RECORDS FOR THE EXERCISE.
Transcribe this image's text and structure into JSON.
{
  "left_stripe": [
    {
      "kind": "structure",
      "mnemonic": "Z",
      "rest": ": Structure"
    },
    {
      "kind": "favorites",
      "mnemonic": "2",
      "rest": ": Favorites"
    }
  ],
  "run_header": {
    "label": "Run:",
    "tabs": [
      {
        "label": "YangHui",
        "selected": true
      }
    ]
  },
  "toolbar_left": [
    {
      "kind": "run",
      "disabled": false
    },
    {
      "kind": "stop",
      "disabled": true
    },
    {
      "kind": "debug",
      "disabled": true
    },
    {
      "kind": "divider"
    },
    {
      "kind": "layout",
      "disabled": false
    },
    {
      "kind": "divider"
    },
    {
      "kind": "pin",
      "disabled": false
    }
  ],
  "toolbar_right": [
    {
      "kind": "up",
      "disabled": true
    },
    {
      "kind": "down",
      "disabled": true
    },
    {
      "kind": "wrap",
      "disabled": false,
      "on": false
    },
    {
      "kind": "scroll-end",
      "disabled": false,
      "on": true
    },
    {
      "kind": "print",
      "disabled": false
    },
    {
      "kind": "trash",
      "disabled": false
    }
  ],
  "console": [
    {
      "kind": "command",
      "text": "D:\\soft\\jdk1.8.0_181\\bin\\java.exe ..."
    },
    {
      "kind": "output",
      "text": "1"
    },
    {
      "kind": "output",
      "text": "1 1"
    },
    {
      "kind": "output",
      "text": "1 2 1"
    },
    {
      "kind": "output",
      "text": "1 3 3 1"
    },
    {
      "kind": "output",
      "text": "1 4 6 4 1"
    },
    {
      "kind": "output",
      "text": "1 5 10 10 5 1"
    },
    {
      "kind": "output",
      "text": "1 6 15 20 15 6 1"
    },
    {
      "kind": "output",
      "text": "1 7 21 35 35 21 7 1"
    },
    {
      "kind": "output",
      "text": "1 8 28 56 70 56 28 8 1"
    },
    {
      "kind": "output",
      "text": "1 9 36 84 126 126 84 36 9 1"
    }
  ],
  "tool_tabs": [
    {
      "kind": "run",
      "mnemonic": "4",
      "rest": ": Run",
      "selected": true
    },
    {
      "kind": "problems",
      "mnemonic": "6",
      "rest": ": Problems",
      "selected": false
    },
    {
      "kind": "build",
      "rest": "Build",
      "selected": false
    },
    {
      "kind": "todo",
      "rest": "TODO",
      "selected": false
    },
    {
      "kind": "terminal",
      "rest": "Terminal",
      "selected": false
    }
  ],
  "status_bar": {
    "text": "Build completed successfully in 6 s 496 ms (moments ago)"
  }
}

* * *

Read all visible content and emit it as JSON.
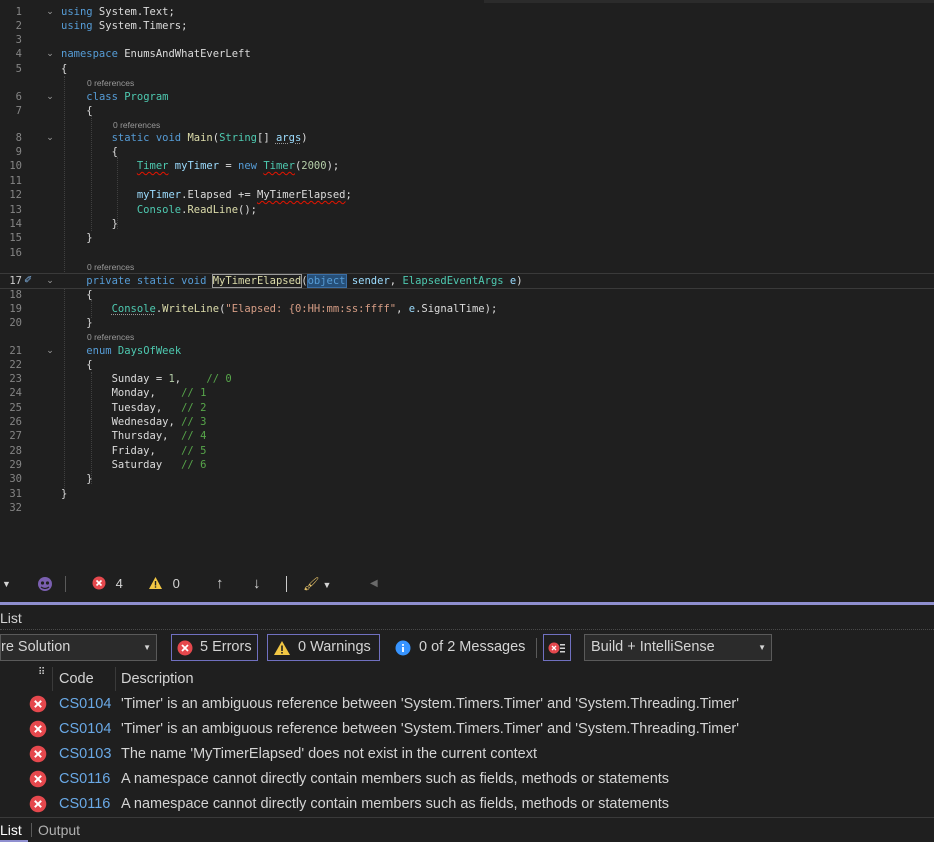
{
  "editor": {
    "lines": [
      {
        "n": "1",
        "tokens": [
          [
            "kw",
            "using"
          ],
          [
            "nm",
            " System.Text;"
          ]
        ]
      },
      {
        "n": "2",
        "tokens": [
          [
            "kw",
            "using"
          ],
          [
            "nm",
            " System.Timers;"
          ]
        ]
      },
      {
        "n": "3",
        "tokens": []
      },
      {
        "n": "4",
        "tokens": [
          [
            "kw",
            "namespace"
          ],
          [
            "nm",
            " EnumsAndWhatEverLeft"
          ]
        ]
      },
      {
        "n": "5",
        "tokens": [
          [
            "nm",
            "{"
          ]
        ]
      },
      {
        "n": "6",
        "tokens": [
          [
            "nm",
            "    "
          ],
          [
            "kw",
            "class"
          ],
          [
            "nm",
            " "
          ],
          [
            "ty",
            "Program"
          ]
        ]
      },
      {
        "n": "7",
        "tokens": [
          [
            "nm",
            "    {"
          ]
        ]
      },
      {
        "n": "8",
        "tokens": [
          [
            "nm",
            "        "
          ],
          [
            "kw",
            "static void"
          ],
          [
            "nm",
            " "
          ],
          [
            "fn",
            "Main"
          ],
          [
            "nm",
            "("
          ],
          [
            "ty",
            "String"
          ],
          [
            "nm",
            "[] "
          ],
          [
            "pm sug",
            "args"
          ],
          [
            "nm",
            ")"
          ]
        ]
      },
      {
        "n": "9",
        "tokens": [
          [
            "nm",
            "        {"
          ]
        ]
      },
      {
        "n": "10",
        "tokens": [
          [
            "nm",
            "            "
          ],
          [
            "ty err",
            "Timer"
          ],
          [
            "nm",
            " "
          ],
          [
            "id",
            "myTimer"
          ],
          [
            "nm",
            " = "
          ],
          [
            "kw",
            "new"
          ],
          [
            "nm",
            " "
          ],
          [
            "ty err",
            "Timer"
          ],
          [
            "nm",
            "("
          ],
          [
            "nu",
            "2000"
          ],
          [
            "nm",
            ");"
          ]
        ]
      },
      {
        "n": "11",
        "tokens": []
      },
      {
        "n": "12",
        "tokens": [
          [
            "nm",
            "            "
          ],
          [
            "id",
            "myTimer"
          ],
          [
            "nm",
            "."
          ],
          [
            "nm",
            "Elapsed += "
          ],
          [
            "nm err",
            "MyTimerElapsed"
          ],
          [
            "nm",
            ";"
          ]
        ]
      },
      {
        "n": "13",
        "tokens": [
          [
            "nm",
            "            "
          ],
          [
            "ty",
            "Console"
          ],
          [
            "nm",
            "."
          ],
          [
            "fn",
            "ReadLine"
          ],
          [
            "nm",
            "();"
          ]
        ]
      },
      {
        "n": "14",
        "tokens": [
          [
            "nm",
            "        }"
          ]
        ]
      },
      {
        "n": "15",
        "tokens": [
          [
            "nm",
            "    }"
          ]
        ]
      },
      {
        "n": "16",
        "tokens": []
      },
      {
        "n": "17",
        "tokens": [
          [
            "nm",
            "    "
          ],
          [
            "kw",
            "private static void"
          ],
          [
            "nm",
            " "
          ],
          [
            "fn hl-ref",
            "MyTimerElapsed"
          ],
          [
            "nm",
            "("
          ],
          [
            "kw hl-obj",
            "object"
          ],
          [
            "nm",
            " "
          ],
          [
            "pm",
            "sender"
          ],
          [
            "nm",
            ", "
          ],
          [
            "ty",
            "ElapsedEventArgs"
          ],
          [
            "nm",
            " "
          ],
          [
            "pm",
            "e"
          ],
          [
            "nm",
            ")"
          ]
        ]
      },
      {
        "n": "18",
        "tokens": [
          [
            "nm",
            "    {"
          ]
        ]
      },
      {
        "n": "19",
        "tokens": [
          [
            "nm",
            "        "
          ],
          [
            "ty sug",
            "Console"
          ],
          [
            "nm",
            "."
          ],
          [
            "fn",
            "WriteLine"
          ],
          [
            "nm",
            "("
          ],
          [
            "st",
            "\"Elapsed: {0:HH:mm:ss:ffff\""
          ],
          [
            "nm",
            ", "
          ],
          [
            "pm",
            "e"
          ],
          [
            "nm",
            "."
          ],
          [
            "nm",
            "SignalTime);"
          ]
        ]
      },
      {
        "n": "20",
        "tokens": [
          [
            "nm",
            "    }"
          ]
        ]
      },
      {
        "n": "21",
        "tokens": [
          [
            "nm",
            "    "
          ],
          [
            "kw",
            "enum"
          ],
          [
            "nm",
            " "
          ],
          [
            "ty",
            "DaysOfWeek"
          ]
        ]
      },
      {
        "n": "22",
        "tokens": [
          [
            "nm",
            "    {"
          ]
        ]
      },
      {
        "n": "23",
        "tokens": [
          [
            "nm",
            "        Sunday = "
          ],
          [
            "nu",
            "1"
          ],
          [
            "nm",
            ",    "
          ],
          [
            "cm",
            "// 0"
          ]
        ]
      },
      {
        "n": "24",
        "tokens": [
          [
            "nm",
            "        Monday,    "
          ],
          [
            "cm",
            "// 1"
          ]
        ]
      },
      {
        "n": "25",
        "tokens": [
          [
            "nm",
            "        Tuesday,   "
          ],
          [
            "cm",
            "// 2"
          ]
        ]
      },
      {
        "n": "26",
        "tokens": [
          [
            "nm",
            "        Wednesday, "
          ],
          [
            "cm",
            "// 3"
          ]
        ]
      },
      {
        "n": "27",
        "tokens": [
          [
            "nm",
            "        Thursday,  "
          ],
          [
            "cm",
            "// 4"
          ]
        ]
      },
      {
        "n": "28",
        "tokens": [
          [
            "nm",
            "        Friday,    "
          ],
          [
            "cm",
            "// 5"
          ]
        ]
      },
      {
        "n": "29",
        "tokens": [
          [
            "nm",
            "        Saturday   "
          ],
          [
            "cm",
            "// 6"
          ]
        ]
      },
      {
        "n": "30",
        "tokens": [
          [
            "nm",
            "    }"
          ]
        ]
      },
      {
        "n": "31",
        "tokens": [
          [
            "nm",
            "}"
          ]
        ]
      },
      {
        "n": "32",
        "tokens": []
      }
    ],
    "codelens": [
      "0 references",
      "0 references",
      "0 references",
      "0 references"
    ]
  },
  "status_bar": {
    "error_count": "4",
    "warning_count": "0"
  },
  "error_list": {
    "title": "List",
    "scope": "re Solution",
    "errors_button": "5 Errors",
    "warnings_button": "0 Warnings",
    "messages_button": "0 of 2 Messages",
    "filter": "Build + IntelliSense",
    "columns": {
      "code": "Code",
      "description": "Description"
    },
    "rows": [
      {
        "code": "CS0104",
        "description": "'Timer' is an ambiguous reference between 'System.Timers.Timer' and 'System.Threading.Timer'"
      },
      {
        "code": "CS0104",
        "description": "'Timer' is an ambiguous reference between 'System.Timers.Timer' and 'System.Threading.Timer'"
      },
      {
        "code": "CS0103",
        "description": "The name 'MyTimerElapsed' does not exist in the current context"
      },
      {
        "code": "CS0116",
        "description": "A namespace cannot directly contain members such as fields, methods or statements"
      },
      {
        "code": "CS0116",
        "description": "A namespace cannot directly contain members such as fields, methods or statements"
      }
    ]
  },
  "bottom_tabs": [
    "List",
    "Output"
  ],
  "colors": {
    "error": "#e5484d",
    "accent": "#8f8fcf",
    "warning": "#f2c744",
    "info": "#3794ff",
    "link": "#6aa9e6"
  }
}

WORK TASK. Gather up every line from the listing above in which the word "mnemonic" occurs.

EXPECTED OUTPUT.
      "mnemonic": "Z",
      "mnemonic": "2",
      "mnemonic": "4",
      "mnemonic": "6",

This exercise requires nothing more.